If our assumption is that Christianity – the largest and most diverse global belief system – doesn’t align with human thriving, we may need to think again.
Want to explore more? Watch this 2 min video clip of four Harvard and MIT professors on faith and intellectual curiosity.
- Tyler VanderWeele and John Siniff, “Religion may be a miracle drug,” USA Today. ↵
- Jonathan Haidt, The Happiness Hypothesis: Finding Modern Truth in Ancient Wisdom (Basic Books, 2006), 101. ↵
- Eagan, K., Stolzenberg, E. B., Bates, A. K., Aragon, M. C., Suchard, M. R., & Rios-Aguilar, C. (2015).The American freshman: National norms fall 2015. Los Angeles: Higher Education Research Institute, UCLA ↵
- See Daniel Kahneman and Angus Deaton, et al., “High income improves evaluation of life but not emotional well-being,” PNAS 287, no. 38 (2010). ↵
- Haidt, The Happiness Hypothesis, 89. ↵
- Quoted from Daniel Gilbert’s TED talk, “The Surprising Science of Happiness.” Interestingly, happiness can lead to success (see this TED talk by Shawn Achor), but success often disappoints us as a route to happiness. ↵
- Haidt, The Happiness Hypothesis, 83. ↵
- Daniel Gilbert, Stumbling on Happiness (Vintage, 2007). ↵
- Robert Waldinger, “What makes a good life? Lessons From the Longest Study on Happiness,” TED Talk. ↵
- See, for example, Susan Brown, et al., “Providing social support may be more beneficial than receiving it: results from a prospective study of mortality,” Psychol Sci. 14, no 4 (2003): 320–7. ↵
- Jonathan Haidt, “Moral Psychology and the Misunderstanding of Religion,” Edge. ↵
- Bellah,R.,Madsen,R.,Sullivan,WM., Sidler, A., & Tipton, S. (1985). Habits of the heart.
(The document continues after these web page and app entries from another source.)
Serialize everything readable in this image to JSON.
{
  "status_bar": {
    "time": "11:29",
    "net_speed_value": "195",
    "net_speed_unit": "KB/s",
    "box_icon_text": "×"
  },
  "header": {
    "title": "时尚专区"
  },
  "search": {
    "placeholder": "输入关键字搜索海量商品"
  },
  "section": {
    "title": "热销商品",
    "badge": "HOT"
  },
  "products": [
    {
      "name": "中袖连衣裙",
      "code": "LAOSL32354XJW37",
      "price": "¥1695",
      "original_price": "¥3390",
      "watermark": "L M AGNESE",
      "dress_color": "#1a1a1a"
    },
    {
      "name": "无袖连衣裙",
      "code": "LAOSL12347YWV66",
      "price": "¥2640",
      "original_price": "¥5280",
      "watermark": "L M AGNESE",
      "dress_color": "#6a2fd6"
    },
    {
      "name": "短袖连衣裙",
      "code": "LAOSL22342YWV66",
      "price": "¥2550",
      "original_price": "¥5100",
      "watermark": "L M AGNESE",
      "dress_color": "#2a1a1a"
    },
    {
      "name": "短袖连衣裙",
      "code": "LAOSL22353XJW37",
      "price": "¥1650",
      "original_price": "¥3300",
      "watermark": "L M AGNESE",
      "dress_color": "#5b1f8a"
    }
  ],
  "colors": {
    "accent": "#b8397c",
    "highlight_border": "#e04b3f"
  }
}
New York: Harper and Row. ↵
- Angela Duckworth, Grit: The Power of Passion and Perseverance (Scribner, 2016), 149. ↵
- See Dan Gilbert’s TED talk, The Surprising Science of Happiness. Thomas Browne ends his famous work, Religio Medici with this prayer: “Blesse mee in this life with but peace of my conscience, command of my affections, the love of thy selfe and my dearest friends, & I shall be happy enough to pity Cæsar. These are O Lord the humble desires of my most reasonable ambition, and all I dare call happines on earth, wherein I set no rule or limit to thy hand or providence, dispose of me according to the wisdome of thy pleasure. Thy will be done though in my owne undoing.” ↵
- See Kevin Sack, “After 37 Years in Prison, Inmate Tastes Freedom,” New York Times. ↵
- See Dave Isay, “Former Death Row Prisoner Moreese Bickham Dies at 98: He Served 37 Years for Killing Klansmen Cops,” Democracy Now. ↵
- Angela Duckworth, “Grit: The Power of Passion and Perseverance,” TED Talk. ↵
- For more on the importance of self-regulation see, for example, Laurence Steinbeck, Age of Opportunity: Lessons from the New Science of Adolescence (Mariner Books, 2015) 16. ↵
- Bob Emmons, “Why study gratitude?” Vimeo. ↵
- Haidt, The Happiness Hypothesis, 222. ↵
- See Alain de Botton, “A Kinder, Gentler Philosophy of Success,” TED Talk. ↵
- See Fenggang Yang, “When Will China Become the World’s Largest Christian country?” Slate. ↵
- Haidt, The Happiness Hypothesis, 102-3. ↵